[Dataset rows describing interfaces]
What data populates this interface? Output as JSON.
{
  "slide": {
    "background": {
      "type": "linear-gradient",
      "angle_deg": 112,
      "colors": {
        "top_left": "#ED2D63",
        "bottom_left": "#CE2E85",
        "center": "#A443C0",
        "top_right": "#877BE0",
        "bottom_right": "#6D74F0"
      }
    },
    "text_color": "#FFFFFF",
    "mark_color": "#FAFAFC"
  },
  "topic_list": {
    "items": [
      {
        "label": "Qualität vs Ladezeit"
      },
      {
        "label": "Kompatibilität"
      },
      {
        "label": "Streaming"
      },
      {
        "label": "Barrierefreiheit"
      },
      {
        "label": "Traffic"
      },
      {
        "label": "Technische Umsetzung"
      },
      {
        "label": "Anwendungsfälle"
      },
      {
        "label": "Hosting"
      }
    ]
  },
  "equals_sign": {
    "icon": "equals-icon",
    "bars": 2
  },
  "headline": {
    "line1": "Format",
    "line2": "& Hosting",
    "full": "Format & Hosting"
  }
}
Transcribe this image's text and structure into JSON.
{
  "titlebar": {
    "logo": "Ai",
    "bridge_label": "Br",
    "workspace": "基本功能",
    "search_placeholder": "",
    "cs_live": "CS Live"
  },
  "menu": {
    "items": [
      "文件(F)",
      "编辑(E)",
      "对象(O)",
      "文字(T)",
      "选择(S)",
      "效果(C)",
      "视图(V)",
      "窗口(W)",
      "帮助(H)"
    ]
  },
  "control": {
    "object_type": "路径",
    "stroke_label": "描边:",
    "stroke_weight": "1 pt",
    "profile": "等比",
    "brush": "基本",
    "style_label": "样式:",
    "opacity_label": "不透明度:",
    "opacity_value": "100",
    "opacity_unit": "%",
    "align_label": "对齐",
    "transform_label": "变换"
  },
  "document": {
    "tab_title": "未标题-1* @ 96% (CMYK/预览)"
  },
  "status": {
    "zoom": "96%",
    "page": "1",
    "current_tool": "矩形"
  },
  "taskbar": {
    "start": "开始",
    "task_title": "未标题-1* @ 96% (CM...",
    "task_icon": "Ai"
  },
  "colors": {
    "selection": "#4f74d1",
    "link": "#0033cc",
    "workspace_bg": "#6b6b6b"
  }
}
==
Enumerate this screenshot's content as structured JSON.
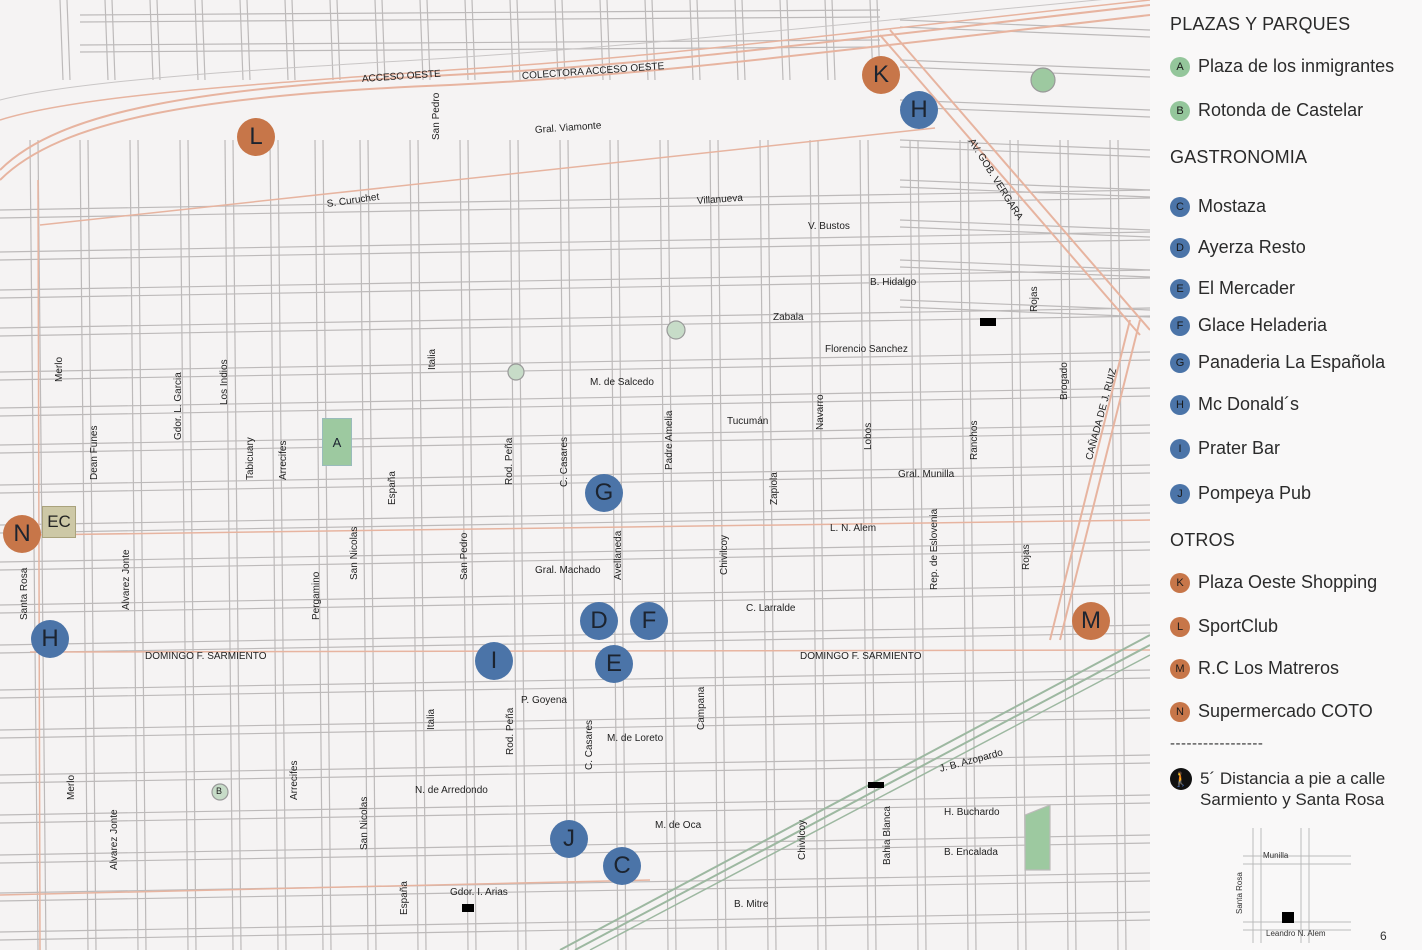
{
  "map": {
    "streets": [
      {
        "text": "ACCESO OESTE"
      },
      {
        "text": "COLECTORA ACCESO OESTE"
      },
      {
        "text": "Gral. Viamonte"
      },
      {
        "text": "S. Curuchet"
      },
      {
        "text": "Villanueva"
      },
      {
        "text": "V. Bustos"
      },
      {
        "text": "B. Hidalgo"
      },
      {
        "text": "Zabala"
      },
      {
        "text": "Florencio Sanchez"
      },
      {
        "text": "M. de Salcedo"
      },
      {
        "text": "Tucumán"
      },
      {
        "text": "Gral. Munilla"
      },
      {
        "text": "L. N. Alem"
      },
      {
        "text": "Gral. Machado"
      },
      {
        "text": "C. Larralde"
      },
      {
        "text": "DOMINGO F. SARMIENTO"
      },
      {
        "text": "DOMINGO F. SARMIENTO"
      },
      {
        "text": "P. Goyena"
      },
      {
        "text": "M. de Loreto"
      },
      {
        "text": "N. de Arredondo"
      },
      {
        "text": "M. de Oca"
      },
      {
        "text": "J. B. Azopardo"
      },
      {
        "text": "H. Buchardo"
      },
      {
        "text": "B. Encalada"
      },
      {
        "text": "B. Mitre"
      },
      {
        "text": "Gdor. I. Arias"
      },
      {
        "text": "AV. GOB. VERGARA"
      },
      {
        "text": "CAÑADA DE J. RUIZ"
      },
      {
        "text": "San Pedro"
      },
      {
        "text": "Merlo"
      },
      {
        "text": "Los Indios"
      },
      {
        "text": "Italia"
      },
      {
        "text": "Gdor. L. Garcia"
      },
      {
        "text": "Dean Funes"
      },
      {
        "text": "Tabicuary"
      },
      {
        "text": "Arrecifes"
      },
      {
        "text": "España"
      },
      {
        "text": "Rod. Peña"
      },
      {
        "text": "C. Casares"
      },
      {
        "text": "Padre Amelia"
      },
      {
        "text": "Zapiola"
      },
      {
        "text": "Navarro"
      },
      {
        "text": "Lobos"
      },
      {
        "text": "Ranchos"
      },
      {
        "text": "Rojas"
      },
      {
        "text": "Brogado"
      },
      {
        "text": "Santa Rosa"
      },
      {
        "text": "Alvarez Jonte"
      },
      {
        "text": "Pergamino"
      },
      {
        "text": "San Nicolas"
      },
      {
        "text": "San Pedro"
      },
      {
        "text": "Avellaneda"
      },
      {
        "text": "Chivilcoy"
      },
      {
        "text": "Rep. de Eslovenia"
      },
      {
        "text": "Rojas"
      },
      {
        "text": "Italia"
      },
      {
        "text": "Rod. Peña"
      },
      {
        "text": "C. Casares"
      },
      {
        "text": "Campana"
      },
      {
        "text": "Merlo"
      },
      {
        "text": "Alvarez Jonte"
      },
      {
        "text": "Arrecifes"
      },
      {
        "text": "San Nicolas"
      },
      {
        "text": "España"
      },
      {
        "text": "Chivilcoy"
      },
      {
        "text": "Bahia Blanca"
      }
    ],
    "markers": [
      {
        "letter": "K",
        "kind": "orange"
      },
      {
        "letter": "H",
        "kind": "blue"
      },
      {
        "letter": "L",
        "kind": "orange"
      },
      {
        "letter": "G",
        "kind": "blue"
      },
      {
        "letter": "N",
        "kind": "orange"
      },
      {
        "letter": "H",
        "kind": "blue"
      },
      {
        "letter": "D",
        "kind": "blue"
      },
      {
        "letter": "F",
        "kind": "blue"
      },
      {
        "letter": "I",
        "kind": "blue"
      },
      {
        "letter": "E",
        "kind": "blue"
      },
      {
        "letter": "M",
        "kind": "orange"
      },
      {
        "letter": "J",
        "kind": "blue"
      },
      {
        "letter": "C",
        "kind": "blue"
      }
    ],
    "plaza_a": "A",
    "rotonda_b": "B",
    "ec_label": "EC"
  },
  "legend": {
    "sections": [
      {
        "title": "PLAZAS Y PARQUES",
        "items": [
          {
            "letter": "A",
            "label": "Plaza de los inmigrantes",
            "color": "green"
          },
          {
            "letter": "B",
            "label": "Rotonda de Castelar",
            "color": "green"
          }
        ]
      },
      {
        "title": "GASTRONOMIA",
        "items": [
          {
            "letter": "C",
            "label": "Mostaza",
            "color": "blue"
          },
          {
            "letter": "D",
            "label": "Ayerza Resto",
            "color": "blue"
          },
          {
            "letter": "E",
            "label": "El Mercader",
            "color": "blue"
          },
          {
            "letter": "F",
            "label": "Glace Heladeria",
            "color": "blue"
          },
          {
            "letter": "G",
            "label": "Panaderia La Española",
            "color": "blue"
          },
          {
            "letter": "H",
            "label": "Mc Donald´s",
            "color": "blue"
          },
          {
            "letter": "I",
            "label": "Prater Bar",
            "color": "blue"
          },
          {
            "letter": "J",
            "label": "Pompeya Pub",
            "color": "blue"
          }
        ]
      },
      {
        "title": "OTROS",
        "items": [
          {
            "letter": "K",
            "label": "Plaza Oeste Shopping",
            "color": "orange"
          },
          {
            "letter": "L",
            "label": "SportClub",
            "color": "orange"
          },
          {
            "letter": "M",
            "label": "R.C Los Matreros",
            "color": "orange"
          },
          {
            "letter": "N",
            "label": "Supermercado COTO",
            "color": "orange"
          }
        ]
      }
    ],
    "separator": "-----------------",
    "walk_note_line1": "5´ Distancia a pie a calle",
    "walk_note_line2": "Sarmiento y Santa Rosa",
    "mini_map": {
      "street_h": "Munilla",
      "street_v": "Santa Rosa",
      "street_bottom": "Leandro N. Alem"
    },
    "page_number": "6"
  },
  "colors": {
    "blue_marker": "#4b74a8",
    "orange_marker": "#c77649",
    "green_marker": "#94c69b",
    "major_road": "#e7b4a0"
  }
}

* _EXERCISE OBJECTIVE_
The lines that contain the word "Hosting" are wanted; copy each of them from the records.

* _OUTPUT BELOW_
        "label": "Hosting"
    "line2": "& Hosting",
    "full": "Format & Hosting"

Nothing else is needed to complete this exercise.